Last Friday was momentous for Irish politics and women across the world. When the exit poll for the repeal of the 8th amendment was announced, I could hardly believe it. Could Ireland buck the Brexit/Trump momentum and restore dignity to Western politics? She did. The Irish PM hailed the result as a 'quiet revolution.' Fintan O'Toole put it best in one tweet: 'There were two silences. The silence of centuries. And the quiet, calm dignity of the ballot paper being marked.'
Until now, I couldn't bear the abortion 'debate'. Too much bitter screeching underpinned by 'rights' talk. The Catholic Church abhors rights-based morality with one exception, the rights of the unborn child. Actually, the question of the status of the foetus is a metaphysical, not a moral issue – and the answer cannot wait for academic philosophers. In modern times, the debate is a question of permissible legislation in a just society. But for women across the world, the vote was deeply personal.
I know of no woman who has taken the decision to have a termination lightly, and the decision often remained a source of shame. But that has been lifted by the Irish. It is also significant that Northern Ireland is now more socially Catholic than the Republic. That Theresa May has so far refused to consider it is a further stain on this government's Brexit obsession with keeping the DUP happy. Sinn Fein needs to step up to the plate. Now wouldn't that be extraordinary?
While clearing out some books last weekend I chanced upon Gloria Steinem's 'Moving Beyond Words.' This collection of essays includes 'What if Freud Were Phyllis?', a magnificent satire of that Viennese fraud. It is both a funny and chillingly revealing commentary on the patriarchal baloney embedded in the history of ideas. Phyllis, a genius of her time, claims that women are superior to men because of their ability to give birth. Women's superiority is so easily mistaken for an immutable fact of life that males inevitably present with 'testeria', and develop womb envy, clitoris envy, and penis anxiety, not to mention breast-castration anxiety. A careless impregnation by these inferior beings could be punished with imprisonment.

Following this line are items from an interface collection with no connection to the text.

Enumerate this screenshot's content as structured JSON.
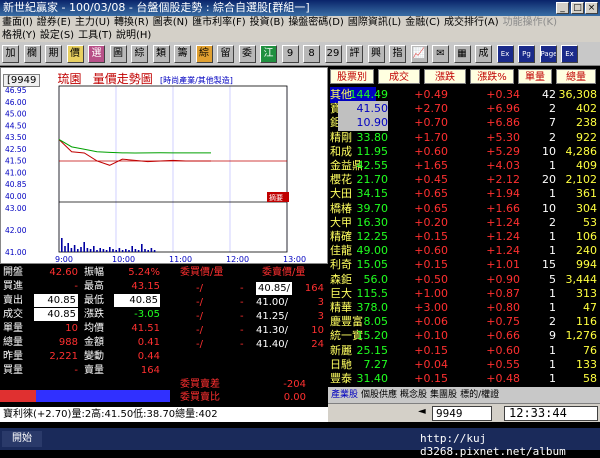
{
  "window": {
    "title": "新世紀贏家 - 100/03/08 - 台盤個股走勢 : 綜合自選股[群組一]"
  },
  "menu": {
    "row1": [
      "畫面(I)",
      "證券(E)",
      "主力(U)",
      "轉換(R)",
      "圖表(N)",
      "匯市利率(F)",
      "投資(B)",
      "操盤密碼(D)",
      "國際資訊(L)",
      "金融(C)",
      "成交排行(A)",
      "功能操作(K)"
    ],
    "row2": [
      "格視(Y)",
      "設定(S)",
      "工具(T)",
      "說明(H)"
    ]
  },
  "toolbar": {
    "buttons": [
      "加",
      "欄",
      "期",
      "價",
      "選",
      "圖",
      "綜",
      "類",
      "籌",
      "綜",
      "留",
      "委",
      "江",
      "9",
      "8",
      "29",
      "評",
      "興",
      "指",
      "📈",
      "✉",
      "▦",
      "成",
      "Ex",
      "Pg",
      "Page",
      "Ex"
    ]
  },
  "chart": {
    "code": "[9949",
    "name": "琉園",
    "title": "量價走勢圖",
    "category": "[時尚產業/其他製造]",
    "y_ticks": [
      "46.95",
      "46.00",
      "45.00",
      "44.50",
      "43.50",
      "42.50",
      "41.50",
      "41.00",
      "40.85",
      "40.00",
      "43.00",
      "42.00",
      "41.00"
    ],
    "x_ticks": [
      "9:00",
      "10:00",
      "11:00",
      "12:00",
      "13:00"
    ],
    "badge": "摘要",
    "line_color": "#c00000",
    "ma_color": "#00a000"
  },
  "chart_data": {
    "type": "line",
    "title": "量價走勢圖",
    "xlabel": "",
    "ylabel": "",
    "x": [
      "9:00",
      "9:10",
      "9:20",
      "9:30",
      "9:40",
      "9:50",
      "10:00",
      "10:10",
      "10:20",
      "10:30",
      "10:40",
      "10:50",
      "11:00"
    ],
    "series": [
      {
        "values": [
          42.6,
          41.6,
          41.5,
          40.85,
          40.5,
          41.0,
          40.9,
          40.8,
          40.85,
          40.9,
          40.85,
          40.85,
          40.85
        ]
      },
      {
        "values": [
          42.6,
          42.0,
          41.8,
          41.6,
          41.55,
          41.51,
          41.5,
          41.51,
          41.52,
          41.51,
          41.51,
          41.51,
          41.51
        ]
      }
    ],
    "ylim": [
      38.0,
      46.95
    ],
    "ref_line": 40.85
  },
  "quote": {
    "left_rows": [
      {
        "label": "開盤",
        "value": "42.60",
        "label2": "振幅",
        "value2": "5.24%"
      },
      {
        "label": "買進",
        "value": "-",
        "label2": "最高",
        "value2": "43.15"
      },
      {
        "label": "賣出",
        "value": "40.85",
        "label2": "最低",
        "value2": "40.85"
      },
      {
        "label": "成交",
        "value": "40.85",
        "label2": "漲跌",
        "value2": "-3.05"
      },
      {
        "label": "單量",
        "value": "10",
        "label2": "均價",
        "value2": "41.51"
      },
      {
        "label": "總量",
        "value": "988",
        "label2": "金額",
        "value2": "0.41"
      },
      {
        "label": "昨量",
        "value": "2,221",
        "label2": "變動",
        "value2": "0.44"
      },
      {
        "label": "買量",
        "value": "-",
        "label2": "賣量",
        "value2": "164"
      }
    ],
    "bid_header": "委買價/量",
    "ask_header": "委賣價/量",
    "bids": [
      {
        "price": "-/",
        "qty": "-"
      },
      {
        "price": "-/",
        "qty": "-"
      },
      {
        "price": "-/",
        "qty": "-"
      },
      {
        "price": "-/",
        "qty": "-"
      },
      {
        "price": "-/",
        "qty": "-"
      }
    ],
    "asks": [
      {
        "price": "40.85/",
        "qty": "164"
      },
      {
        "price": "41.00/",
        "qty": "3"
      },
      {
        "price": "41.25/",
        "qty": "3"
      },
      {
        "price": "41.30/",
        "qty": "10"
      },
      {
        "price": "41.40/",
        "qty": "24"
      }
    ],
    "diff_label": "委買賣差",
    "diff_value": "-204",
    "ratio_label": "委買賣比",
    "ratio_value": "0.00"
  },
  "bottom_text": "寶利徠(+2.70)量:2高:41.50低:38.70總量:402",
  "list": {
    "headers": [
      "股票別",
      "成交",
      "漲跌",
      "漲跌%",
      "單量",
      "總量"
    ],
    "rows": [
      {
        "name": "其他",
        "price": "144.49",
        "change": "+0.49",
        "pct": "+0.34",
        "vol": "42",
        "total": "36,308"
      },
      {
        "name": "寶利徠",
        "price": "41.50",
        "change": "+2.70",
        "pct": "+6.96",
        "vol": "2",
        "total": "402"
      },
      {
        "name": "鉅明",
        "price": "10.90",
        "change": "+0.70",
        "pct": "+6.86",
        "vol": "7",
        "total": "238"
      },
      {
        "name": "精剛",
        "price": "33.80",
        "change": "+1.70",
        "pct": "+5.30",
        "vol": "2",
        "total": "922"
      },
      {
        "name": "和成",
        "price": "11.95",
        "change": "+0.60",
        "pct": "+5.29",
        "vol": "10",
        "total": "4,286"
      },
      {
        "name": "金益鼎",
        "price": "42.55",
        "change": "+1.65",
        "pct": "+4.03",
        "vol": "1",
        "total": "409"
      },
      {
        "name": "櫻花",
        "price": "21.70",
        "change": "+0.45",
        "pct": "+2.12",
        "vol": "20",
        "total": "2,102"
      },
      {
        "name": "大田",
        "price": "34.15",
        "change": "+0.65",
        "pct": "+1.94",
        "vol": "1",
        "total": "361"
      },
      {
        "name": "橋椿",
        "price": "39.70",
        "change": "+0.65",
        "pct": "+1.66",
        "vol": "10",
        "total": "304"
      },
      {
        "name": "大甲",
        "price": "16.30",
        "change": "+0.20",
        "pct": "+1.24",
        "vol": "2",
        "total": "53"
      },
      {
        "name": "精確",
        "price": "12.25",
        "change": "+0.15",
        "pct": "+1.24",
        "vol": "1",
        "total": "106"
      },
      {
        "name": "佳龍",
        "price": "49.00",
        "change": "+0.60",
        "pct": "+1.24",
        "vol": "1",
        "total": "240"
      },
      {
        "name": "利奇",
        "price": "15.05",
        "change": "+0.15",
        "pct": "+1.01",
        "vol": "15",
        "total": "994"
      },
      {
        "name": "森鉅",
        "price": "56.0",
        "change": "+0.50",
        "pct": "+0.90",
        "vol": "5",
        "total": "3,444"
      },
      {
        "name": "巨大",
        "price": "115.5",
        "change": "+1.00",
        "pct": "+0.87",
        "vol": "1",
        "total": "313"
      },
      {
        "name": "精華",
        "price": "378.0",
        "change": "+3.00",
        "pct": "+0.80",
        "vol": "1",
        "total": "47"
      },
      {
        "name": "慶豐富",
        "price": "8.05",
        "change": "+0.06",
        "pct": "+0.75",
        "vol": "2",
        "total": "116"
      },
      {
        "name": "統一實",
        "price": "15.20",
        "change": "+0.10",
        "pct": "+0.66",
        "vol": "9",
        "total": "1,276"
      },
      {
        "name": "新麗",
        "price": "25.15",
        "change": "+0.15",
        "pct": "+0.60",
        "vol": "1",
        "total": "76"
      },
      {
        "name": "日馳",
        "price": "7.27",
        "change": "+0.04",
        "pct": "+0.55",
        "vol": "1",
        "total": "133"
      },
      {
        "name": "豐泰",
        "price": "31.40",
        "change": "+0.15",
        "pct": "+0.48",
        "vol": "1",
        "total": "58"
      }
    ]
  },
  "tabs": [
    "產業股",
    "個股供應",
    "概念股",
    "集團股",
    "標的/權證"
  ],
  "status": {
    "code": "9949",
    "time": "12:33:44"
  },
  "taskbar": {
    "start": "開始",
    "url": "http://kuj d3268.pixnet.net/album"
  }
}
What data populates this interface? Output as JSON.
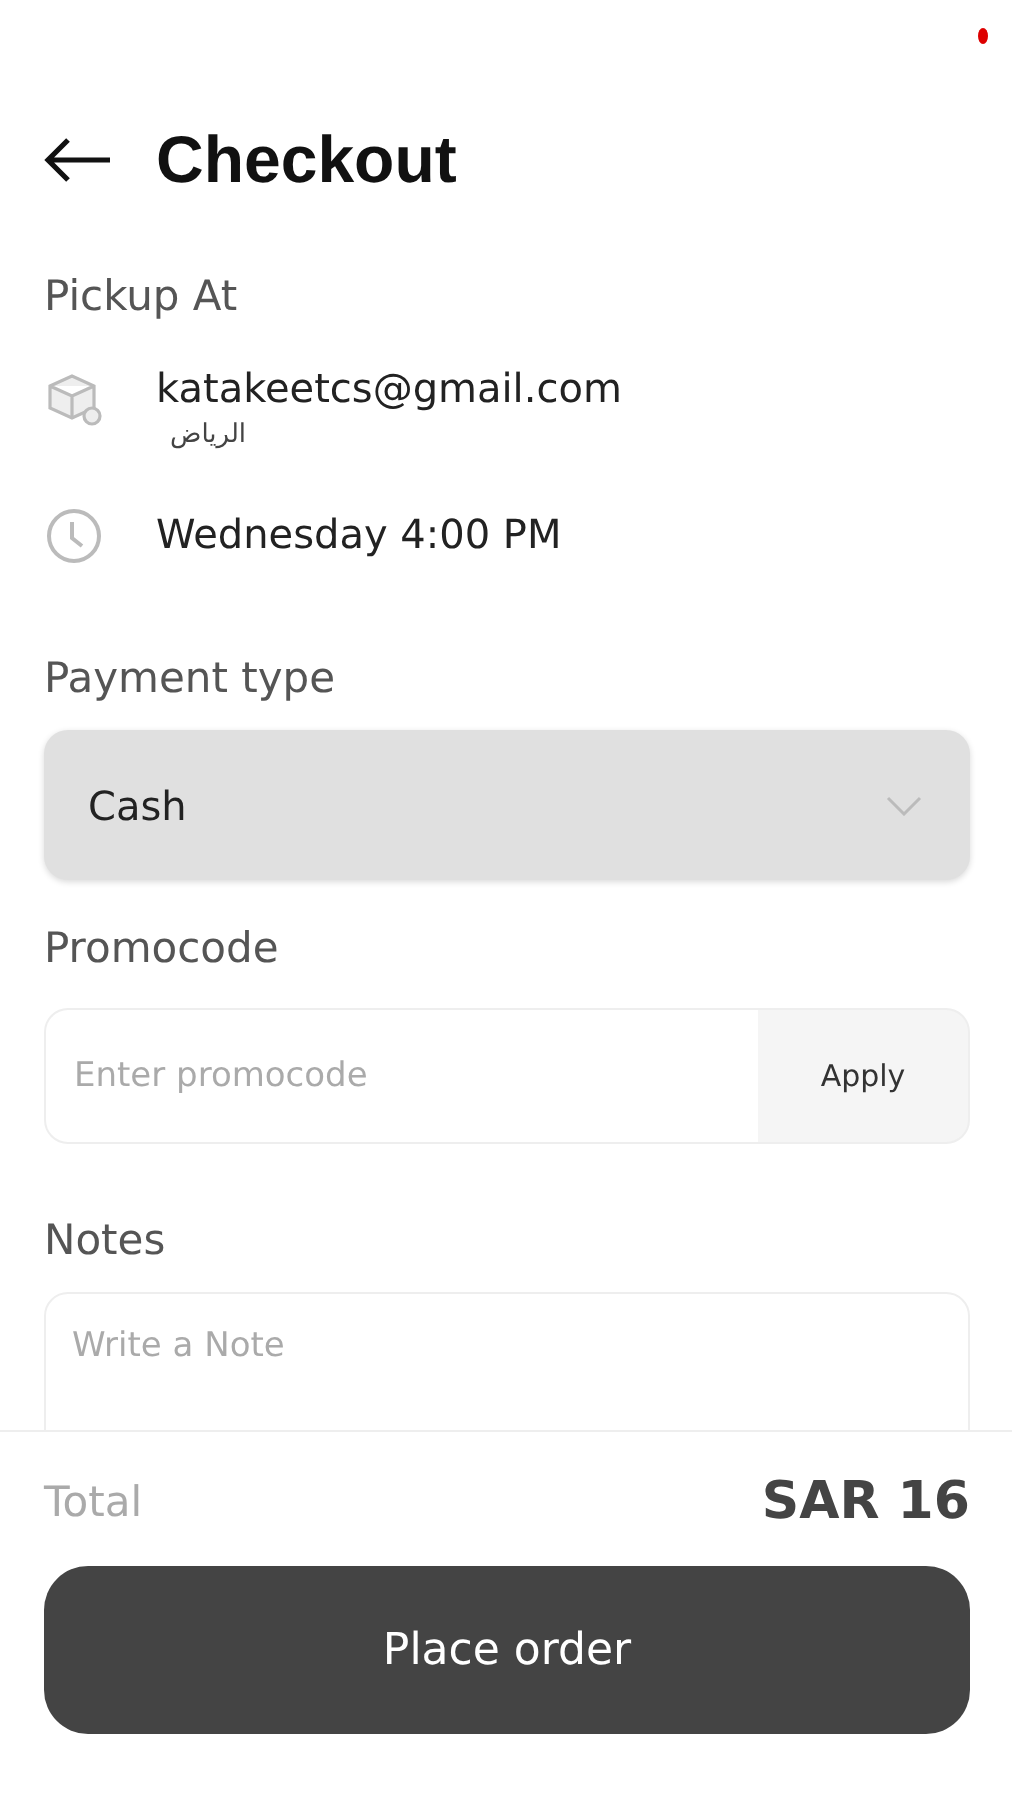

Wise women explain that 'while men might dabble imitatively in the arts, they could never become truly great painters, sculptors, musicians, poets, or anything else that demanded originality, for they lacked a womb.' My favourite paragraph is the following: 'Of course, one can understand why men would not choose to replicate their own symbols – chicken necks, bits of rope, dumbbells, cigarillos, spring potatoes, kumquats, belfries, and the like – but instead would choose the glories of cathedrals, stadia, and mammoth caves, the ocean, the sky, and other representations of the womb.' Steinem captures the utter absurdity of Freud.
As for men, this week millions witnessed the most extraordinary example of male heroism and upper-body strength of a Malian migrant Mamoudou Gassama, who, at great risk to his own life, saved the life of a toddler dangling by his fingertips from a balcony in Paris. I doff my chapeau to you, sir.
Last Friday saw the publication of the long-awaited Growth Commission report (GCR). As a set of recommendations for an independent Scotland it was disappointing to left independence supporters while appealing to centrists, business and persuadable unionists. Committed to increased engagement with globalisation, and to increasing levels of direct foreign investment, it is heavily reliant on innovation, increased productivity, a highly flexible labour market, low corporate tax rates, and 'prudent' fiscal and monetary policy. As some commentators have pointed out, the principle that the national debt is not to rise above 50% of GDP would please George Osborne.
The report also recommends keeping the pound indefinitely. The idea is that the cost in terms of losing a major lever of government power is minimal since small countries committed to globalisation have already accepted their limited control over the economic forces that will shape public life. But at least the commission recognises that the idea that we can 'take back control' while engaging in globalisation is a fantasy. Take note, Brexiteers.
A major issue is the membership of the commission itself. No trade union representation is an oversight which needs repairing if the left in Scotland are to consider the report seriously. But overall, it's a breath of fresh air to Scots sick to the back teeth of tedious constitutional debate and boring cyber-nattery shorn of any content. The GCR is not a blueprint, but a discussion document that at last provides the basis for a Scotland-wide debate between sensible people – left, right, and centre – with competing visions as to what Scotland would, could or should be.
I polled one person who had read the entire document: my husband. He is a staunch no-voter (unlike me), economically literate (unlike me) and a centrist (eh, unlike me). He liked the report so much that if Brexit does indeed take place and a Boris/Mogg-led government is elected at the next general election, and an independent Scotland is guaranteed entry to the European Union, he will vote yes in a second independence referendum. Whether you are for or against independence, the publication of this report confirms Nicola Sturgeon as the most serious, strategic leader in UK politics, and consigns the ghastly Brexiteers to the recycle bin.